The problem with fundamentalist atheism
|William Blake's image of the 'Inferno,' Canto XII,12-28, The Minotaur XII. Source: Wikipedia.|
As someone with a fairly rationalistic, skeptical, and even scientistic background (though slowly improving), I confess to have some degree of sympathy for parts of the message coming from fundamentalist atheists like Richard Dawkins, Christopher Hitchens, and Daniel Dennett. To the extent that they promote critical thinking, I believe they make a positive contribution to society. But there may be a significant way in which they fall victim to the very criticism they pass onto others. Allow me to share a thought on this.
Of the three, Daniel Dennett has most of my respect, for the very cogent, clear, and even fun way in which he argues his case. I find it delightful to watch his eloquence in action, and I have sincerely learned much from him. He has, unquestionably, an analytical intellect of enormous power; there lying his key weakness, in my view. Indeed, I believe Dennett is wrong regarding just about every important point he has argued, from the nature of consciousness to the validity of so-called spiritual experience. Yet, because of his eloquence, he has forced me to think very hard to try and make explicit for myself just in what way he is wrong. And I’ve come to conclude that not only him, but many fundamentalist atheists, are wrong in a very similar way: They implicitly define the rules of a private game, assume everyone is playing that same game according to those same rules, and then explain with much bravado how they have won the game. The problem is that others weren’t aware they were supposed to be playing that game, and didn’t even know the rules. Fundamentalist atheists themselves, I believe, are not cognizant that this is what is actually happening, so their passion truly is sincere. If only Carl Jung were alive, he would have had a field day with this.
Here is the key rule of the game implicitly played by fundamentalist atheists: All truths can be captured fully and accurately by literal constructs of language. In other words, everything that is, has been, or will ever be true about reality can be stated in literal words with absolute accuracy. This is a severe and entirely artificial expectation; they forgot to tell Ms. Language that she was supposed to be able to do so much.
You see, the motivation for the invention and continuing evolution of language was, and continues largely to be, to facilitate the practicalities of life. Language helps us get things done in the outside, empirical world, since the coordination of activities in that extravert landscape is what required the invention of language to begin with. Our inner landscapes – the subjective world of personal experience, like inspiration and insight – did not demand the clarity and accuracy of description that practical tasks did, so language did not evolve to capture those to the same extent. Moreover, language depends on shared experiences to ground the meaning of its associated dictionary: If you say ‘table’ I know what you mean because I myself have seen a table before, so we have this shared experience to ground the meaning of the word ‘table.’ But more private, inner experiences cannot be shared in as straight-forward a manner as observing a table together. Therefore, again, one would be very naïve to expect that language can unambiguously, accurately, and completely capture the reality of inner experience and perception. This is why poets and mystics throughout history have refined the art of using metaphor, allegory, simile, analogy, to “force the horse of language onto a ladder,” as Terence McKenna once beautifully put it.
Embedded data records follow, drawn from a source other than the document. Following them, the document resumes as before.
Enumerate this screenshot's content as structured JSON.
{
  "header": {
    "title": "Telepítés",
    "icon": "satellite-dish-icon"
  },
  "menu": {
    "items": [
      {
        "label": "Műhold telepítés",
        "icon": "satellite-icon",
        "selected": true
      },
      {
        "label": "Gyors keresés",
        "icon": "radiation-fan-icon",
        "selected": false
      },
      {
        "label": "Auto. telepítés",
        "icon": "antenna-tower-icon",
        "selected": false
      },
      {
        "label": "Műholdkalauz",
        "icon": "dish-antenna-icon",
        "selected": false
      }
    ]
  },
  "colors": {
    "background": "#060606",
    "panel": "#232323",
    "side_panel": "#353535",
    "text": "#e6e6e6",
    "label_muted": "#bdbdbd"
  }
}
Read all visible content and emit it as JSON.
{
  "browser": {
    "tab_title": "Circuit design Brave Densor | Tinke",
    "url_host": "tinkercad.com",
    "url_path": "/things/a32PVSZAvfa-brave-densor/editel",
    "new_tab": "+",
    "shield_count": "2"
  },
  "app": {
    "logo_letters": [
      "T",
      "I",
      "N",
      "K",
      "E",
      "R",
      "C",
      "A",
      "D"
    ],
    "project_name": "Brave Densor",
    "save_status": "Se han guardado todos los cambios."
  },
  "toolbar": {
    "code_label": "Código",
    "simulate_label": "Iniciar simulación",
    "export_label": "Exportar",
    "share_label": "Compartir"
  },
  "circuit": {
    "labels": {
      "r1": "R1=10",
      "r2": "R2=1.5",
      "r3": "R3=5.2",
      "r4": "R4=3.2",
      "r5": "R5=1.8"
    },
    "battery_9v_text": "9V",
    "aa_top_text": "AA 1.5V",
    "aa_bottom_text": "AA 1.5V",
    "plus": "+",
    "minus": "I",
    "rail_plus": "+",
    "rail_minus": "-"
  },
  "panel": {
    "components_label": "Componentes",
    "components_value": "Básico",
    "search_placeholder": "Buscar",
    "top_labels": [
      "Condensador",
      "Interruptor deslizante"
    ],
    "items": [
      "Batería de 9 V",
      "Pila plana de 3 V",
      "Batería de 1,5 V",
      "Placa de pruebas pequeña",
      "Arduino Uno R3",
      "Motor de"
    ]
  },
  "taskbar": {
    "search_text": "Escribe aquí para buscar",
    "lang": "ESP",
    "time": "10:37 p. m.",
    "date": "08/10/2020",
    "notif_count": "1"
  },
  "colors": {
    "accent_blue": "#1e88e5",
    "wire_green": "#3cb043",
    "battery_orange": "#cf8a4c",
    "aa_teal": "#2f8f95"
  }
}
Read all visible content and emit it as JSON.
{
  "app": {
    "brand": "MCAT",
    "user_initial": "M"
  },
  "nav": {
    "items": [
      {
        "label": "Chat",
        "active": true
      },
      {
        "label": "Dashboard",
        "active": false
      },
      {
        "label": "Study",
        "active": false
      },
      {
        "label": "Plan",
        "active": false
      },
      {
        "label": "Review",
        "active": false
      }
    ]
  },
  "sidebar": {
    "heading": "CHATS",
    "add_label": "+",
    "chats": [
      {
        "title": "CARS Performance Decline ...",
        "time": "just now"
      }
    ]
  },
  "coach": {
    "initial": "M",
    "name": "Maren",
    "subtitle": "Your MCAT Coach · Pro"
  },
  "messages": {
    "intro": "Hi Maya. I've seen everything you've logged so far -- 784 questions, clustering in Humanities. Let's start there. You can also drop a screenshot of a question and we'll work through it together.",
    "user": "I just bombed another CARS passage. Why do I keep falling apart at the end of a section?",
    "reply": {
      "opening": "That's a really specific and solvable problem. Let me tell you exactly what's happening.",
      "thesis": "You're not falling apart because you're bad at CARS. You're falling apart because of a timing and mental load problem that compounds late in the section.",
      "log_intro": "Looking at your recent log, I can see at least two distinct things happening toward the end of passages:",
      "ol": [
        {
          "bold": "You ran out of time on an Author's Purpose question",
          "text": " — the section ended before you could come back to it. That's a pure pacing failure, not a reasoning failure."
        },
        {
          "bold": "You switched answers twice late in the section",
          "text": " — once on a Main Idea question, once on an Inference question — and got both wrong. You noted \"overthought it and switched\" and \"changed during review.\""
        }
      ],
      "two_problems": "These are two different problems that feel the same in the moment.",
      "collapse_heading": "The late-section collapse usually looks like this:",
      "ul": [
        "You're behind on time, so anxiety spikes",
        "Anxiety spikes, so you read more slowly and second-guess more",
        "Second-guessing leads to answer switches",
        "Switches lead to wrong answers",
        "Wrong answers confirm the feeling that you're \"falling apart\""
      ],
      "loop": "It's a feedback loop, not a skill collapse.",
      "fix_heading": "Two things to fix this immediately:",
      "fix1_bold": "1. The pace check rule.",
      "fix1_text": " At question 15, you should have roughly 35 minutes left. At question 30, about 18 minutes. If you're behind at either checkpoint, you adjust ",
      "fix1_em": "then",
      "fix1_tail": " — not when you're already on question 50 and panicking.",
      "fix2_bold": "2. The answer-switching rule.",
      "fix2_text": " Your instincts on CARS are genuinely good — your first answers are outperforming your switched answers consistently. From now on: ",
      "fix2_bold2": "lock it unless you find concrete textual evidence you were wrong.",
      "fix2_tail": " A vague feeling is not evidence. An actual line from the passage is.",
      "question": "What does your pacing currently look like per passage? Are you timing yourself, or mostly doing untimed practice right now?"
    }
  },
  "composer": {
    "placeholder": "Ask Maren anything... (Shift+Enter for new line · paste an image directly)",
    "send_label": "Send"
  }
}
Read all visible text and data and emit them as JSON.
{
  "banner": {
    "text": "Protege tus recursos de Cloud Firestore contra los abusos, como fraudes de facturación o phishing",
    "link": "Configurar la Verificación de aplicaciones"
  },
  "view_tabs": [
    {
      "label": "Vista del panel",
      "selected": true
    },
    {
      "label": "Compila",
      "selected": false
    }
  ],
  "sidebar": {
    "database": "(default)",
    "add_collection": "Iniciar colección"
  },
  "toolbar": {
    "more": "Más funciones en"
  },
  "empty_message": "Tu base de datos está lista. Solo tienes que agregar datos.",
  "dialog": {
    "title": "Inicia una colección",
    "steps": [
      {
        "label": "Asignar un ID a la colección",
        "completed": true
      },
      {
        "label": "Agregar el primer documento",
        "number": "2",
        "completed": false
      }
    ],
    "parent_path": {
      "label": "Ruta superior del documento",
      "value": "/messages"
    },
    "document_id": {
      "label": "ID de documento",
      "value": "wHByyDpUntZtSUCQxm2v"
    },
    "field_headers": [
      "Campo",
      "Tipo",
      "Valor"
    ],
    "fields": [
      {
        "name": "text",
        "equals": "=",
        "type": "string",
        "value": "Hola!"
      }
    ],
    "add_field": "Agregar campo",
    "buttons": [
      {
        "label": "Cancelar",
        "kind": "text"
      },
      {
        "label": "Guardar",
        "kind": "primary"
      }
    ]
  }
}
Inner experiences are as much a part of reality as any other experiences. Indeed, it can be cogently argued that all experiences are subjective in nature and, therefore, inner experiences. At a time when physics has all but demonstrated that objectivity is an illusion, denying that much of reality cannot be captured in literal language is a reflection of naiveté and, perhaps, unconscious hubris. The key rule – the fundamental assumption – behind the private game of fundamentalist atheists is, therefore, false.
Let us use a metaphor (!) to get this point across. The hypothesis here is that the elusive truths of existence are like solid objects, while language representations are limited to shadows of these objects. Describing the shadows is enough for us to resolve the practicalities of life. However, it is obviously impossible to literally describe all qualities of a solid object through the contours of its shadow. The best one can do is to attempt to convey an intuition of its real shape through the creative use of shadows, even shadows of other objects easier to visualize. This is what language metaphors are. The result is a partial and roundabout description that cannot be interpreted literally, nor construed to capture the truth fully. One is always ultimately responsible for 'reconstructing' the solid object of truth inside one's own mind, based on language hints coming from others.
Fundamentalist atheists attack the reports of non-materialist experiences (I could have used the more vague expression ‘spiritual experiences’) by pointing out all the ways in which what is described cannot be literally true. Duh. They are attacking shadows, revealing their own inability to think more broadly and 'reconstruct' the underlying message one is attempting to hint at. They a priori exclude from their mental landscapes the truths of a Blake, or a Keats; a tremendous loss. And yet, they believe they are in a position of superior understanding. The irony couldn’t have been more cruel.
There is a significant way in which fundamentalist atheists may be unconsciously attributing to others their own cognitive limitations. In psychological terms, this is called a projection. By passing judgment onto their own projections according to the rules of their own private games, they reveal parts of their psychological makeup but assert nothing of relevance about the nature of reality.